Serena Williams gave a masterful performance at the London 2012 Olympics Sunday, beating Maria Sharapova 6-0, 6-1 for the singles gold.
Barely able to contain her excitement, it seems, Williams broke into a “crip walk” made popular by gang members in her hometown of Compton, California in the 1970’s.
According to the Washington Post, MTV actually banned videos featuring the dance at one point because of its association with violence and murder, but it has become more mainstream in recent years.
Though the dance was brief, Serena managed to stir up quite a bit of controversy for how she expressed her excitement.
Here is video:
Fox Sports wrote:
She was in the city of kings and queens. People were sipping champagne and eating strawberries and cream. And Serena Williams had just ascended to the throne of tennis, becoming the second woman after Steffi Graf to win all four Grand Slam titles and an Olympic gold in singles.
And there was Serena — the tennis legend, the winner of 14 individual Grand Slams, the best player of her generation, the American girl being crowned at the All-England Club as the queen of tennis — Crip-Walking all over the most lily-white place in the world.
Blogger Debbie Schlussel added: “Yup, that’s what we need representing America, a Gold Medalist who, upon winning, glorifies hardened criminals who murder each other — and innocent Americans — for sport.”
But Yahoo sports counters:
Relax, everyone. This makes it seem like Serena crip-walked away from the Queen after stealing the crown jewels. She broke out the dance for three seconds, while looking at her sister sitting in the player’s box! It’s a dance move, not a political statement…

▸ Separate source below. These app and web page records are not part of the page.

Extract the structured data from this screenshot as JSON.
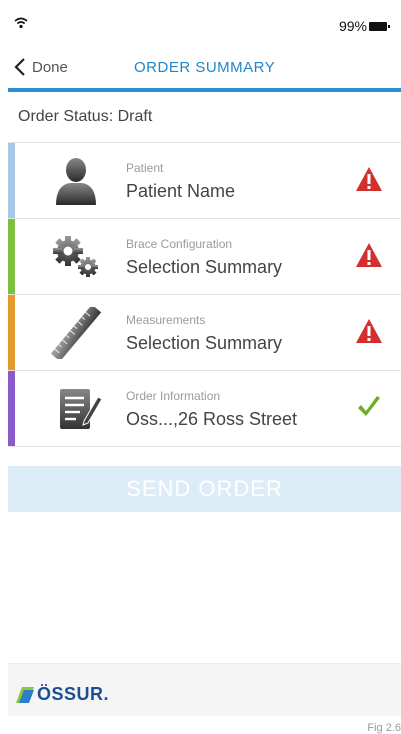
{
  "status_bar": {
    "battery": "99%"
  },
  "nav": {
    "back_label": "Done",
    "title": "ORDER SUMMARY"
  },
  "order_status": "Order Status: Draft",
  "rows": [
    {
      "subtitle": "Patient",
      "value": "Patient Name",
      "icon": "person-icon",
      "status": "warning",
      "bar_color": "#a9c8e6"
    },
    {
      "subtitle": "Brace Configuration",
      "value": "Selection Summary",
      "icon": "gears-icon",
      "status": "warning",
      "bar_color": "#7bc043"
    },
    {
      "subtitle": "Measurements",
      "value": "Selection Summary",
      "icon": "ruler-icon",
      "status": "warning",
      "bar_color": "#e59a2c"
    },
    {
      "subtitle": "Order Information",
      "value": "Oss...,26 Ross Street",
      "icon": "notepad-icon",
      "status": "complete",
      "bar_color": "#8a5bc9"
    }
  ],
  "send_button": {
    "label": "SEND ORDER"
  },
  "footer": {
    "logo": "ÖSSUR."
  },
  "figure_label": "Fig 2.6",
  "colors": {
    "accent": "#1e86c8",
    "warning": "#d32f2f",
    "check": "#6ab023"
  }
}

Serena looked at Venus after the move. It was like they were sharing a “can you believe we’re here — two sisters from the inner-city — standing on Centre Court, both gold medal winners at the Olympics?” moment. She was representing. She did a dance move originated in her hometown while representing the United States. How is this wrong?
And Washington Post blogger Clinton Yates volunteered:
Frankly, there was a certain part of me that loved what Williams did. It was one of those subtle moments of celebration that was inclusive and illustrative of her unique upbringing, no matter how complicated that upbringing may be to the outside world.
Williams later told reporters that she didn’t plan the dance, saying: “I didn’t know what else to do. I was so happy, and next thing I know I started dancing and moving. I didn’t plan it. It just happened.”
Do you think the dance will hurt the tennis champion’s image, or was it all blown out of proportion?
The Associated Press contributed to this report.